Data under study |
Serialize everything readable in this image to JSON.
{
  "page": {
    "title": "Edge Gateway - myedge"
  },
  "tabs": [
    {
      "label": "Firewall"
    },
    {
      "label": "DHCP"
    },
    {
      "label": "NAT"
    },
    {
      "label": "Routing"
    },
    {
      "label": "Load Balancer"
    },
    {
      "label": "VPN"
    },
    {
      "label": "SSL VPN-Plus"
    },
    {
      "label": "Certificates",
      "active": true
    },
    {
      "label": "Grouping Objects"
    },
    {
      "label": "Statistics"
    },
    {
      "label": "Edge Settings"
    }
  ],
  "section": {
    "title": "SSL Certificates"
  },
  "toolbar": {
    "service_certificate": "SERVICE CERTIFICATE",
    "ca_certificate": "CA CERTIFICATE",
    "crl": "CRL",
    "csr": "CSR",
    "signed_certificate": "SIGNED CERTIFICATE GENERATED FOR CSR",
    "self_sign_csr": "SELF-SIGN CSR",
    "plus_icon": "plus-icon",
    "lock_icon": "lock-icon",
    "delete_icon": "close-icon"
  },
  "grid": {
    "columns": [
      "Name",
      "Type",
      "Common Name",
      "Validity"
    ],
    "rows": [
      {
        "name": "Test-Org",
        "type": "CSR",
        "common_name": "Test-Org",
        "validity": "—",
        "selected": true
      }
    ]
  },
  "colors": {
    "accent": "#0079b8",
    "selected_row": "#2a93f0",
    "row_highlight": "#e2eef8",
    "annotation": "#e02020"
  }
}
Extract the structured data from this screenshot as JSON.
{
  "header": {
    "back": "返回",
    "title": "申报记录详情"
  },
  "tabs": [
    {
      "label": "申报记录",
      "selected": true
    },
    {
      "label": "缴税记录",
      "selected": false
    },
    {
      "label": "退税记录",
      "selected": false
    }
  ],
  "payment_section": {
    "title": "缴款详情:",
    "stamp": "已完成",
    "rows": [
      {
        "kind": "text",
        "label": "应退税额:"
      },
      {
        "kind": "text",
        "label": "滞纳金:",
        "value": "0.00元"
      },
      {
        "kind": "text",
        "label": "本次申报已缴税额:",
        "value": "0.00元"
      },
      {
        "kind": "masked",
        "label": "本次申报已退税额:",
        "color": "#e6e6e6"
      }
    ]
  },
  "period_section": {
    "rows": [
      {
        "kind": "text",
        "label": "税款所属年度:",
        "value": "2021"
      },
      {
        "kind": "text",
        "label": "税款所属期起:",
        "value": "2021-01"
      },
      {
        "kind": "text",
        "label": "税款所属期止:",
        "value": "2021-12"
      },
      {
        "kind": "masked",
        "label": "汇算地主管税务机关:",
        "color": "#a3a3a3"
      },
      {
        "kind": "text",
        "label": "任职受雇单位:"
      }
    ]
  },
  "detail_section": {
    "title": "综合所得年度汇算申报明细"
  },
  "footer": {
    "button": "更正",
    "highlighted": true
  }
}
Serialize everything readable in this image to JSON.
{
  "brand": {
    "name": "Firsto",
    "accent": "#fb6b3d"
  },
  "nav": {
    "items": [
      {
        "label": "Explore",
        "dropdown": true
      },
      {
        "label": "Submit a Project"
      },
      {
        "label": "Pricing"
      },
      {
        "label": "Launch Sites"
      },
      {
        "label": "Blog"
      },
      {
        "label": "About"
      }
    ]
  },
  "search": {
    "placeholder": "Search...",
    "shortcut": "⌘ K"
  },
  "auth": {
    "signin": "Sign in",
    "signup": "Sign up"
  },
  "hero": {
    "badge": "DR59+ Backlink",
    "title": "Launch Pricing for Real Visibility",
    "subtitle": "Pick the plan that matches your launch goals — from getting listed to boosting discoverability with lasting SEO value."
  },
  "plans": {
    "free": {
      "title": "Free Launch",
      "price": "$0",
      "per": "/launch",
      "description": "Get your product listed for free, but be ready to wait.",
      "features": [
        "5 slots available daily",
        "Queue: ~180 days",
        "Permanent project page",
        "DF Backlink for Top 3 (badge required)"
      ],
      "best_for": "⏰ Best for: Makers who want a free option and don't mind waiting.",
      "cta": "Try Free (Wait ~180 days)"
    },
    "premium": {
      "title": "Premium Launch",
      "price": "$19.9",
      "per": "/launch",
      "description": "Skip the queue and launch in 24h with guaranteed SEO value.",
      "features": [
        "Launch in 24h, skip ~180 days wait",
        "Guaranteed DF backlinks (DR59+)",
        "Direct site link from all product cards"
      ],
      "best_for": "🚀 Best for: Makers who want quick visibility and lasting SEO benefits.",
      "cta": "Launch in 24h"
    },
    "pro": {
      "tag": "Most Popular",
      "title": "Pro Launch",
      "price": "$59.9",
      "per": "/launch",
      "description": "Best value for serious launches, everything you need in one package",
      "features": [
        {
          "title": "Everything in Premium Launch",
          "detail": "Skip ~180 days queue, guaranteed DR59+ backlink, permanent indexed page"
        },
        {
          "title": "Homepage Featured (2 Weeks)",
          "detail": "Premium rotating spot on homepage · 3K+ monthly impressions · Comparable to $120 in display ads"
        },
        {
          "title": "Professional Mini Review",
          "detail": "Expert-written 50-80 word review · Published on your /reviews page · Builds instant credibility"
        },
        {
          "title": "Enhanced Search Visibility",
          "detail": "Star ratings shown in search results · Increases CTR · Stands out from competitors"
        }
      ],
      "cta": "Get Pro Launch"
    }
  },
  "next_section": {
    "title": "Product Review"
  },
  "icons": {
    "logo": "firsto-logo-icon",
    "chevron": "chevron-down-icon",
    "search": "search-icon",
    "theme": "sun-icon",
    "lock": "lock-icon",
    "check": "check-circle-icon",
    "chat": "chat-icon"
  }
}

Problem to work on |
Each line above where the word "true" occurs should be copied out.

Written response |
      "active": true
        "selected": true
      "selected": true
    "highlighted": true
        "dropdown": true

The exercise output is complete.